$\displaystyle = e^{-t} \frac{d}{dt} \left( \frac{dy}{dt} \right) \, \frac{dt}{dx}+ \frac{dy}{dt} \, \frac{d}{dt} \left( e^{-t} \right) \frac{dt}{dx}$

using the chain rule

$\displaystyle = e^{-t} \, \frac{d^2y}{dt^2} \, e^{-t} + \frac{dy}{dt} \, \left(-e^{-t} \right) \, e^{-t}$

$\displaystyle = e^{-2t} \, \frac{d^2y}{dt^2} - \frac{dy}{dt} \, e^{-2t} .....$
• Jun 15th 2008, 02:37 AM
Moo
Hi,

I'm not really sure because I can't get to your equation...
And sorry for the "d", it takes too long time to straighten them...

$\displaystyle {\color{red}\frac{dy}{dx}}=e^{-t} \frac{dy}{dt}$

You're looking for $\displaystyle \frac{d^2y}{dx^2}$

-----------------------

\displaystyle \begin{aligned} \frac{d^2y}{dx^2} &=\frac{d}{dx} \left({\color{red}\frac{dy}{dx}}\right) \\ \\ &=\frac{d}{\color{green}dx} \left(e^{-t} \frac{dy}{dt}\right) \end{aligned}

Now, $\displaystyle x=e^t \implies {\color{green}dx}=e^t dt$ (we have to do it because the variable is t in the brackets, not x).

Replacing :

\displaystyle \begin{aligned} \frac{d^2y}{dx^2} &=\frac{d}{\color{green}dx} \left(e^{-t} \frac{dy}{dt}\right) \\ &=\frac{d}{e^t dt} \left(e^{-t} \frac{dy}{dt}\right) \\ &=e^{-t} \frac{d}{dt} \left(e^{-t} \frac{dy}{dt} \right) \end{aligned}

Using the product rule :

\displaystyle \begin{aligned} \frac{d^2y}{dx^2} &=e^{-t} \left(-e^{-t} \frac{dy}{dt}+e^{-t} \frac{d^2y}{dt^2} \right) \\ &=e^{-2t} \left(-\frac{dy}{dt}+\frac{d^2y}{dt^2}\right) \end{aligned}

Edit : oh I see, you made a typo, Air :D

Re-edit : too fast for me Mr F :(
• Jun 15th 2008, 02:48 AM
Ehsan
I think You have written the second part wrong.

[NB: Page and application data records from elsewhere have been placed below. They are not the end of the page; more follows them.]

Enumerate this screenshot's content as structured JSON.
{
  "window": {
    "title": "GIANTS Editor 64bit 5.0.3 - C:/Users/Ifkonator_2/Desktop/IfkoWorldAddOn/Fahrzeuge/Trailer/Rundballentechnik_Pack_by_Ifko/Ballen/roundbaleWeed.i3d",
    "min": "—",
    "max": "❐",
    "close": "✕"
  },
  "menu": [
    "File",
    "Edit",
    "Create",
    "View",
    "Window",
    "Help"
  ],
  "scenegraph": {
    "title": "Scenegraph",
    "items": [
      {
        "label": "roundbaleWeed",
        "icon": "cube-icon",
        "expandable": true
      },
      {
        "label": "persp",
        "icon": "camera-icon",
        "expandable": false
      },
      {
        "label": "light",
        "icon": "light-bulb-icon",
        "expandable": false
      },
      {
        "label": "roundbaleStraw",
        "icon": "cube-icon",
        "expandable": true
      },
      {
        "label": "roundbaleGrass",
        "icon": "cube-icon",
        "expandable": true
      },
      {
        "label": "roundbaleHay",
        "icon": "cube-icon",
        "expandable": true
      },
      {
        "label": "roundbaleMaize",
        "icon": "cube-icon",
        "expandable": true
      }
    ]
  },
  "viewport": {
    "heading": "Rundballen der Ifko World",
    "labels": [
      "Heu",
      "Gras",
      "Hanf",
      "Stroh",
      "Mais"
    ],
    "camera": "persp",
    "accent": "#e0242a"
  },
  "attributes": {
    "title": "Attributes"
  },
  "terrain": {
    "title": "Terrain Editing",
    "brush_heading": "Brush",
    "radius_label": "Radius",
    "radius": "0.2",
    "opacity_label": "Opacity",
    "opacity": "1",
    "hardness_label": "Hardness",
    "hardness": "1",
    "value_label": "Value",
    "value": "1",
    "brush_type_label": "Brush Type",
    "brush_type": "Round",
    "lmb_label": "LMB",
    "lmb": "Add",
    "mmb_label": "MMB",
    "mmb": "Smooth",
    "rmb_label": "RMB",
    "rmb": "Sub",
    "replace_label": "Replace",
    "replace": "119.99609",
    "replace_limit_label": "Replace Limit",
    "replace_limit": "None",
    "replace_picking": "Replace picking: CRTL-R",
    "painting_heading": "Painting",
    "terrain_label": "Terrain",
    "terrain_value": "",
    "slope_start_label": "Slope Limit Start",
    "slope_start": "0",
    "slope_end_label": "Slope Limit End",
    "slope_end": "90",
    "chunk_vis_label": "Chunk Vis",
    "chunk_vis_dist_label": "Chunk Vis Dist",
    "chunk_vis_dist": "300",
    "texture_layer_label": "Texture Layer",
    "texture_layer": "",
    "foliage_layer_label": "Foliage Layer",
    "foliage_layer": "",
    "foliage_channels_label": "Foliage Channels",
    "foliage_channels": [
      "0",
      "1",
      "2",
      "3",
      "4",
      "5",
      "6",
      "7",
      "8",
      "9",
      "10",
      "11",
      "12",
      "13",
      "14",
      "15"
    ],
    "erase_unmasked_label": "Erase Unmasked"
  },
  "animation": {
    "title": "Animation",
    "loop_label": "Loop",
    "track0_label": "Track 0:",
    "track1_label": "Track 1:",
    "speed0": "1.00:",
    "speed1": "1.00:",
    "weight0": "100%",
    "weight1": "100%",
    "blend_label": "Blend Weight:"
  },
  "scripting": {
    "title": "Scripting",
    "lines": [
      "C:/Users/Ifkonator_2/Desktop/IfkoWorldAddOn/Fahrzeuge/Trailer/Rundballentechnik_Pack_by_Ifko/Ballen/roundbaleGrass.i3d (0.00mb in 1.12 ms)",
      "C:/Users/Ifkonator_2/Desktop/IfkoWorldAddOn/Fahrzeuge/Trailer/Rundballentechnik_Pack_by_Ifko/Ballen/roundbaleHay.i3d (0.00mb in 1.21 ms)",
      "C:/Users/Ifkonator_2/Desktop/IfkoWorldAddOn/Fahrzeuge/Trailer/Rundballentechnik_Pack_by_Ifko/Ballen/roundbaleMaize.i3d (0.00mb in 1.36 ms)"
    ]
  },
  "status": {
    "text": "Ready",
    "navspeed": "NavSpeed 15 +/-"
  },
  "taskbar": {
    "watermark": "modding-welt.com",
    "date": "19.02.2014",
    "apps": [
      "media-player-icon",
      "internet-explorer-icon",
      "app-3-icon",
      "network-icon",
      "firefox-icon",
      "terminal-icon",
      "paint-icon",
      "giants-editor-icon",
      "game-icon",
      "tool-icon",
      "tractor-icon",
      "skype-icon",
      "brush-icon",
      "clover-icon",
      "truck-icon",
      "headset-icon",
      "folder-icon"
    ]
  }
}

It should be:
$\displaystyle \frac{d^2y}{dx^2} = e^{-2t}\left(\frac{d^2y}{dt^2} -\frac{dy}{dt}\right)$
Solution:
$\displaystyle \frac{dy}{dx}=\frac{1}{x}\frac{dy}{dt}$
$\displaystyle \frac{d^2y}{dx^2}=\frac{d}{dx}\left(\frac{dy}{dx}\ right)=\frac{d}{dx}\left(\frac{1}{x}\frac{dy}{dt}\ right)=\frac{1}{x}\frac{d}{dx}\frac{dy}{dt}-\frac{1}{x^2}\frac{dy}{dt}=\frac{1}{x}\frac{d}{dt} \frac{dy}{dx}-\frac{1}{x^2}\frac{dy}{dt}=\frac{1}{x^2}\frac{d^2y }{dt^2}-\frac{1}{x^2}\frac{dy}{dt}$
$\displaystyle =e^{-2t}\left(\frac{d^2y}{dt^2} -\frac{dy}{dt}\right)$

Regards,